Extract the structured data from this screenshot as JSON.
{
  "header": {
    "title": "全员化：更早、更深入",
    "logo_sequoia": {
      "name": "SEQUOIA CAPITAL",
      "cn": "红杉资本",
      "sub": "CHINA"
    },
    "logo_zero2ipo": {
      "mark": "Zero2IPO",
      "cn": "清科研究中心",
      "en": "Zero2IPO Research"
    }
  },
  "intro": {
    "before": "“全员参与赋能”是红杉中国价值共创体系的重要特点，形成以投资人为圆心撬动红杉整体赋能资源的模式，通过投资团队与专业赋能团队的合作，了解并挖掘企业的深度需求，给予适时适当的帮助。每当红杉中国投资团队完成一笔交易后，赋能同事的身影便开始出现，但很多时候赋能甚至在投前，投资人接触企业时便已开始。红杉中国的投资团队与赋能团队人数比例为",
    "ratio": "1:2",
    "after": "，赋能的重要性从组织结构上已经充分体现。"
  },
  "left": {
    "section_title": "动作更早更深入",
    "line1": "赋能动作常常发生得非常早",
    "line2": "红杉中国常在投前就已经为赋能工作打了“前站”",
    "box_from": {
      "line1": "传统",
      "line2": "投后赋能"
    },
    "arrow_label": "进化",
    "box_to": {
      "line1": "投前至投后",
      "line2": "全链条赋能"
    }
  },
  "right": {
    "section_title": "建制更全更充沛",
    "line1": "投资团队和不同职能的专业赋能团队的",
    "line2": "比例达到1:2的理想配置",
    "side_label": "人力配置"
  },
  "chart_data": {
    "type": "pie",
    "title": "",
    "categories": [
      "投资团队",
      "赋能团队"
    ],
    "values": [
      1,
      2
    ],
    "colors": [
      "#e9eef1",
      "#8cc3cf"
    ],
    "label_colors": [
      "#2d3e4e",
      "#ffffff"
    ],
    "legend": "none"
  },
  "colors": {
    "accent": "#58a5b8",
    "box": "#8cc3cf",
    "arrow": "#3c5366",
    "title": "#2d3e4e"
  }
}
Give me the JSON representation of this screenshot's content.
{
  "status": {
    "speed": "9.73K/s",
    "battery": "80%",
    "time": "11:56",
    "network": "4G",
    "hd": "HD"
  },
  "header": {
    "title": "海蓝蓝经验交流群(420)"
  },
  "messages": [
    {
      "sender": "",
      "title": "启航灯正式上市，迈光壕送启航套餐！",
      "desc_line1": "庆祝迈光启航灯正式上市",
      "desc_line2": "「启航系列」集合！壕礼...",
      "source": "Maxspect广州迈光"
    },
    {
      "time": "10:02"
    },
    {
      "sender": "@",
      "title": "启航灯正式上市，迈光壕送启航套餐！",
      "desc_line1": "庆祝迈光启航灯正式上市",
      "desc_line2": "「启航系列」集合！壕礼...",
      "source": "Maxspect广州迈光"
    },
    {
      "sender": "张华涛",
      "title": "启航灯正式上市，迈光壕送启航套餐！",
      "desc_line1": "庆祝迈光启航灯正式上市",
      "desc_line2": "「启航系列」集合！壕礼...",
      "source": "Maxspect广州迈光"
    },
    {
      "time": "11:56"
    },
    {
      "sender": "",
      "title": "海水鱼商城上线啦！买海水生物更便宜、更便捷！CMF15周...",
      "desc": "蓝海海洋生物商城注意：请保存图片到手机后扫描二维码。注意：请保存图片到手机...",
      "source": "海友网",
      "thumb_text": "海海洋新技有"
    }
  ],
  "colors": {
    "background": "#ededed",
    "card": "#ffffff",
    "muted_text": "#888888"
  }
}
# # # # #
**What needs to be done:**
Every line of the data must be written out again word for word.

**Solution:**
Extract the structured data from this screenshot as JSON.
{
  "header": {
    "title": "全员化：更早、更深入",
    "logo_sequoia": {
      "name": "SEQUOIA CAPITAL",
      "cn": "红杉资本",
      "sub": "CHINA"
    },
    "logo_zero2ipo": {
      "mark": "Zero2IPO",
      "cn": "清科研究中心",
      "en": "Zero2IPO Research"
    }
  },
  "intro": {
    "before": "“全员参与赋能”是红杉中国价值共创体系的重要特点，形成以投资人为圆心撬动红杉整体赋能资源的模式，通过投资团队与专业赋能团队的合作，了解并挖掘企业的深度需求，给予适时适当的帮助。每当红杉中国投资团队完成一笔交易后，赋能同事的身影便开始出现，但很多时候赋能甚至在投前，投资人接触企业时便已开始。红杉中国的投资团队与赋能团队人数比例为",
    "ratio": "1:2",
    "after": "，赋能的重要性从组织结构上已经充分体现。"
  },
  "left": {
    "section_title": "动作更早更深入",
    "line1": "赋能动作常常发生得非常早",
    "line2": "红杉中国常在投前就已经为赋能工作打了“前站”",
    "box_from": {
      "line1": "传统",
      "line2": "投后赋能"
    },
    "arrow_label": "进化",
    "box_to": {
      "line1": "投前至投后",
      "line2": "全链条赋能"
    }
  },
  "right": {
    "section_title": "建制更全更充沛",
    "line1": "投资团队和不同职能的专业赋能团队的",
    "line2": "比例达到1:2的理想配置",
    "side_label": "人力配置"
  },
  "chart_data": {
    "type": "pie",
    "title": "",
    "categories": [
      "投资团队",
      "赋能团队"
    ],
    "values": [
      1,
      2
    ],
    "colors": [
      "#e9eef1",
      "#8cc3cf"
    ],
    "label_colors": [
      "#2d3e4e",
      "#ffffff"
    ],
    "legend": "none"
  },
  "colors": {
    "accent": "#58a5b8",
    "box": "#8cc3cf",
    "arrow": "#3c5366",
    "title": "#2d3e4e"
  }
}
Give me the JSON representation of this screenshot's content.
{
  "status": {
    "speed": "9.73K/s",
    "battery": "80%",
    "time": "11:56",
    "network": "4G",
    "hd": "HD"
  },
  "header": {
    "title": "海蓝蓝经验交流群(420)"
  },
  "messages": [
    {
      "sender": "",
      "title": "启航灯正式上市，迈光壕送启航套餐！",
      "desc_line1": "庆祝迈光启航灯正式上市",
      "desc_line2": "「启航系列」集合！壕礼...",
      "source": "Maxspect广州迈光"
    },
    {
      "time": "10:02"
    },
    {
      "sender": "@",
      "title": "启航灯正式上市，迈光壕送启航套餐！",
      "desc_line1": "庆祝迈光启航灯正式上市",
      "desc_line2": "「启航系列」集合！壕礼...",
      "source": "Maxspect广州迈光"
    },
    {
      "sender": "张华涛",
      "title": "启航灯正式上市，迈光壕送启航套餐！",
      "desc_line1": "庆祝迈光启航灯正式上市",
      "desc_line2": "「启航系列」集合！壕礼...",
      "source": "Maxspect广州迈光"
    },
    {
      "time": "11:56"
    },
    {
      "sender": "",
      "title": "海水鱼商城上线啦！买海水生物更便宜、更便捷！CMF15周...",
      "desc": "蓝海海洋生物商城注意：请保存图片到手机后扫描二维码。注意：请保存图片到手机...",
      "source": "海友网",
      "thumb_text": "海海洋新技有"
    }
  ],
  "colors": {
    "background": "#ededed",
    "card": "#ffffff",
    "muted_text": "#888888"
  }
}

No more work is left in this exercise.